** Opening MATERIAL FOR THIS TASK block **

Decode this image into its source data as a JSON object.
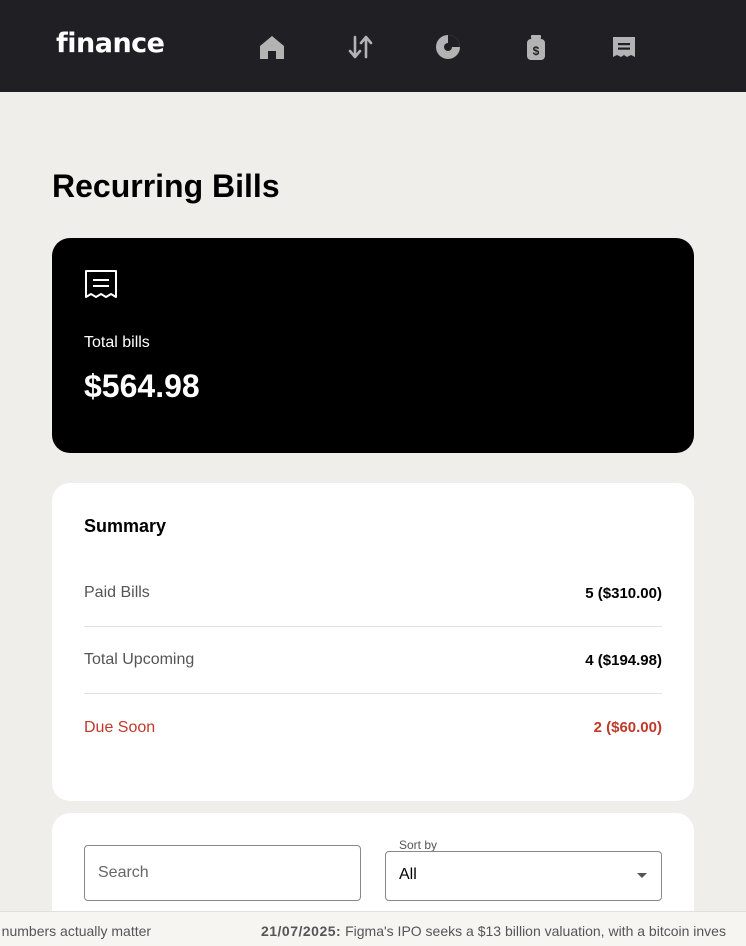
{
  "header": {
    "logo": "finance",
    "nav": [
      {
        "icon": "home-icon"
      },
      {
        "icon": "transactions-icon"
      },
      {
        "icon": "budgets-icon"
      },
      {
        "icon": "pots-icon"
      },
      {
        "icon": "recurring-bills-icon"
      }
    ]
  },
  "page": {
    "title": "Recurring Bills"
  },
  "total": {
    "icon": "receipt-icon",
    "label": "Total bills",
    "value": "$564.98"
  },
  "summary": {
    "title": "Summary",
    "rows": [
      {
        "label": "Paid Bills",
        "value": "5 ($310.00)"
      },
      {
        "label": "Total Upcoming",
        "value": "4 ($194.98)"
      },
      {
        "label": "Due Soon",
        "value": "2 ($60.00)"
      }
    ]
  },
  "filters": {
    "search_placeholder": "Search",
    "sort_label": "Sort by",
    "sort_value": "All"
  },
  "ticker": {
    "lead_text": "e numbers actually matter",
    "date": "21/07/2025:",
    "headline": "Figma's IPO seeks a $13 billion valuation, with a bitcoin inves"
  },
  "colors": {
    "header_bg": "#201F24",
    "page_bg": "#F0EEEA",
    "due_soon": "#C0392B"
  }
}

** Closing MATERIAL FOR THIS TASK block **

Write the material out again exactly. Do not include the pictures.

Decode this image into its source data as a JSON object.
{
  "header": {
    "logo": "finance",
    "nav": [
      {
        "icon": "home-icon"
      },
      {
        "icon": "transactions-icon"
      },
      {
        "icon": "budgets-icon"
      },
      {
        "icon": "pots-icon"
      },
      {
        "icon": "recurring-bills-icon"
      }
    ]
  },
  "page": {
    "title": "Recurring Bills"
  },
  "total": {
    "icon": "receipt-icon",
    "label": "Total bills",
    "value": "$564.98"
  },
  "summary": {
    "title": "Summary",
    "rows": [
      {
        "label": "Paid Bills",
        "value": "5 ($310.00)"
      },
      {
        "label": "Total Upcoming",
        "value": "4 ($194.98)"
      },
      {
        "label": "Due Soon",
        "value": "2 ($60.00)"
      }
    ]
  },
  "filters": {
    "search_placeholder": "Search",
    "sort_label": "Sort by",
    "sort_value": "All"
  },
  "ticker": {
    "lead_text": "e numbers actually matter",
    "date": "21/07/2025:",
    "headline": "Figma's IPO seeks a $13 billion valuation, with a bitcoin inves"
  },
  "colors": {
    "header_bg": "#201F24",
    "page_bg": "#F0EEEA",
    "due_soon": "#C0392B"
  }
}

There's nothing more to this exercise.